Please report every line of the listing below that has the word "true" in it.

##########

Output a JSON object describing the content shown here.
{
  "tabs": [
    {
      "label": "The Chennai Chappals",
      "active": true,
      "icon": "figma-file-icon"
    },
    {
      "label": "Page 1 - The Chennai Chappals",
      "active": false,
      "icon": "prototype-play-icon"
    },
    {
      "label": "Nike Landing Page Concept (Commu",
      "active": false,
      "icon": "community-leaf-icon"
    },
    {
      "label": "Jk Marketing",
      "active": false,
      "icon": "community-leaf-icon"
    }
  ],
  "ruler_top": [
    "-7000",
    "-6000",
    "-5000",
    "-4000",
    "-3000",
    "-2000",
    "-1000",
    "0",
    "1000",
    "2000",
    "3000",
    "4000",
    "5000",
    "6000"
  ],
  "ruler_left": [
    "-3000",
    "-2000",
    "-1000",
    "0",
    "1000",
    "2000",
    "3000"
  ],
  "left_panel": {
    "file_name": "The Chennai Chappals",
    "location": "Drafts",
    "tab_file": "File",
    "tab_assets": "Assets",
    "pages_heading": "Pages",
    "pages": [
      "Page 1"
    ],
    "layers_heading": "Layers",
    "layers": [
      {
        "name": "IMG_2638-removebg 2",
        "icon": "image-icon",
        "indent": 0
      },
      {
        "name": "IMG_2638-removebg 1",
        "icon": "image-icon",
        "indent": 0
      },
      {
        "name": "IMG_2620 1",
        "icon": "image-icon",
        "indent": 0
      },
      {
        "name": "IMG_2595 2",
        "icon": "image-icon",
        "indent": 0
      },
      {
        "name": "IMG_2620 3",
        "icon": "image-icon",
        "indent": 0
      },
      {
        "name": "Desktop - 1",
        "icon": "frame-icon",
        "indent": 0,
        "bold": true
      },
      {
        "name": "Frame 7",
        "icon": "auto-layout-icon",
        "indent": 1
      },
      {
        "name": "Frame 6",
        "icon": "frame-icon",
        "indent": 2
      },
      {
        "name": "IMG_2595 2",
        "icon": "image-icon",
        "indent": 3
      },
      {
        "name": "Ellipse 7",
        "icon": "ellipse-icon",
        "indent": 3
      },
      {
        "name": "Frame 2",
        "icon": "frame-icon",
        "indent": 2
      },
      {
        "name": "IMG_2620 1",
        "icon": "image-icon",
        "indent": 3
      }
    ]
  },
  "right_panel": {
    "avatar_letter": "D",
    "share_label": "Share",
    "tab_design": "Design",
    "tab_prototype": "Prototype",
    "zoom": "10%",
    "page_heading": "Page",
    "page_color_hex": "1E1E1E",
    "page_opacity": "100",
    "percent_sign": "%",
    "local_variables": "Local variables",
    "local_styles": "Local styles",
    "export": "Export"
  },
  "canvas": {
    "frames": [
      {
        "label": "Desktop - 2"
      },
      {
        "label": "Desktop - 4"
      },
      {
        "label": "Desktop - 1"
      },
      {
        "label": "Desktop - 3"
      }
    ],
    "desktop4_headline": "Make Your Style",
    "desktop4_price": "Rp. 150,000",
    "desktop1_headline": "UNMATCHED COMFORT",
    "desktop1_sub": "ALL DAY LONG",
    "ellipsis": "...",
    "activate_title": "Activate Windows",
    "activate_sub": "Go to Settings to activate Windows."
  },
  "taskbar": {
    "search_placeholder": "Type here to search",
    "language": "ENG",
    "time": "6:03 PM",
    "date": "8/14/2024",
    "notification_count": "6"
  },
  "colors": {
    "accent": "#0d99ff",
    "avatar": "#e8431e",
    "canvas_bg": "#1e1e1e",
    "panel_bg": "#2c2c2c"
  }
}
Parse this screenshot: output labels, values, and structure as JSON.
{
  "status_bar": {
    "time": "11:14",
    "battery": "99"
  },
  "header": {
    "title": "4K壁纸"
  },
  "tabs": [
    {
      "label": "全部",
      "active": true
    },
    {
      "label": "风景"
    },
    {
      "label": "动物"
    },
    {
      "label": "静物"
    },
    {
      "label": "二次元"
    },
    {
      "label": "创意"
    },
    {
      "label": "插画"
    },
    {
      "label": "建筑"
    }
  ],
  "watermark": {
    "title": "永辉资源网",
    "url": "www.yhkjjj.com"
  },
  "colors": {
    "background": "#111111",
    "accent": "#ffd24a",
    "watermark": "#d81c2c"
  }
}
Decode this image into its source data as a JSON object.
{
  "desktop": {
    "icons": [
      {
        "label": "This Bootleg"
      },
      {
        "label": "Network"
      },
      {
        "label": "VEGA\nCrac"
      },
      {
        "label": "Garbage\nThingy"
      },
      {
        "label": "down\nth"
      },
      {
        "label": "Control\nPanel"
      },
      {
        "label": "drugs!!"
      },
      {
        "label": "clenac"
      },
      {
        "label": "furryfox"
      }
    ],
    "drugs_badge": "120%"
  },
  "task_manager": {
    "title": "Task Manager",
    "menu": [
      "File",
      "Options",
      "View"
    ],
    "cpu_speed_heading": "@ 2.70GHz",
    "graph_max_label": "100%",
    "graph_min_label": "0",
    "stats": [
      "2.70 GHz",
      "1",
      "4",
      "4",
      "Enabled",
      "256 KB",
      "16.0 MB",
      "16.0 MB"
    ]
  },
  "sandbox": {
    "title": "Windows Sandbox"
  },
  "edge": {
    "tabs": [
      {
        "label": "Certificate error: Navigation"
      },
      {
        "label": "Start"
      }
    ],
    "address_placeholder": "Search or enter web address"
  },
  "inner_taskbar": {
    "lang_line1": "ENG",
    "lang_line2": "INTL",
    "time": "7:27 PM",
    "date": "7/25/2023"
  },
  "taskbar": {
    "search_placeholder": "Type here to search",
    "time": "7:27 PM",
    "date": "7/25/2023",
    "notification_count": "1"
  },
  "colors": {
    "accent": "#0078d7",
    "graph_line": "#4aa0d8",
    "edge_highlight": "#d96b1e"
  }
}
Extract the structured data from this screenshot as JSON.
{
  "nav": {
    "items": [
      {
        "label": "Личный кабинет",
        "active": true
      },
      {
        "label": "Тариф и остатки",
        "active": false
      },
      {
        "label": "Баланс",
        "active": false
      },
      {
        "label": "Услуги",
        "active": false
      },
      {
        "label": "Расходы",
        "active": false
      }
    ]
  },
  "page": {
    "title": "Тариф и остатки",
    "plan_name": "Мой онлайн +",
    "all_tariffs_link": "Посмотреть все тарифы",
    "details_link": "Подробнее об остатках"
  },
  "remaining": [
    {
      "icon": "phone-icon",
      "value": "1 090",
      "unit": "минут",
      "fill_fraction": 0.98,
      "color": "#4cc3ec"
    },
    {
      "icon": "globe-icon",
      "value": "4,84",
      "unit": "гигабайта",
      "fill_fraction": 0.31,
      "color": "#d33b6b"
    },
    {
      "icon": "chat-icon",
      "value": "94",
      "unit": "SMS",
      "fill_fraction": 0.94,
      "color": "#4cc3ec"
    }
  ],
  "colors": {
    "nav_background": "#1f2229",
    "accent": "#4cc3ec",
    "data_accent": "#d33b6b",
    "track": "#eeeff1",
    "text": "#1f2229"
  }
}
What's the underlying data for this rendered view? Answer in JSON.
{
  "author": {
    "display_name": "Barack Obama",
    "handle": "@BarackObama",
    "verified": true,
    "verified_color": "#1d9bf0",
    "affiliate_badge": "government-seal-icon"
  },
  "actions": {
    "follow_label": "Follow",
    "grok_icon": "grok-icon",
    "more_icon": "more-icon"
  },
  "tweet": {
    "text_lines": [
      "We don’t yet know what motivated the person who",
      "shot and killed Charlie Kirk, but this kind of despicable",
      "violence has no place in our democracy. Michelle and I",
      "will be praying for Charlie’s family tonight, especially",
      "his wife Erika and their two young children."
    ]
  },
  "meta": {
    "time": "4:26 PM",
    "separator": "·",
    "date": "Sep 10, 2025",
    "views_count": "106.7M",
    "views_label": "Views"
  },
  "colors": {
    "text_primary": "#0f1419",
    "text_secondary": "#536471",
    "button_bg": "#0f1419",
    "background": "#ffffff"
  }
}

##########

# [Written solution]
      "active": true,
        "bold": true
      "active": true
        "active": true
    "verified": true,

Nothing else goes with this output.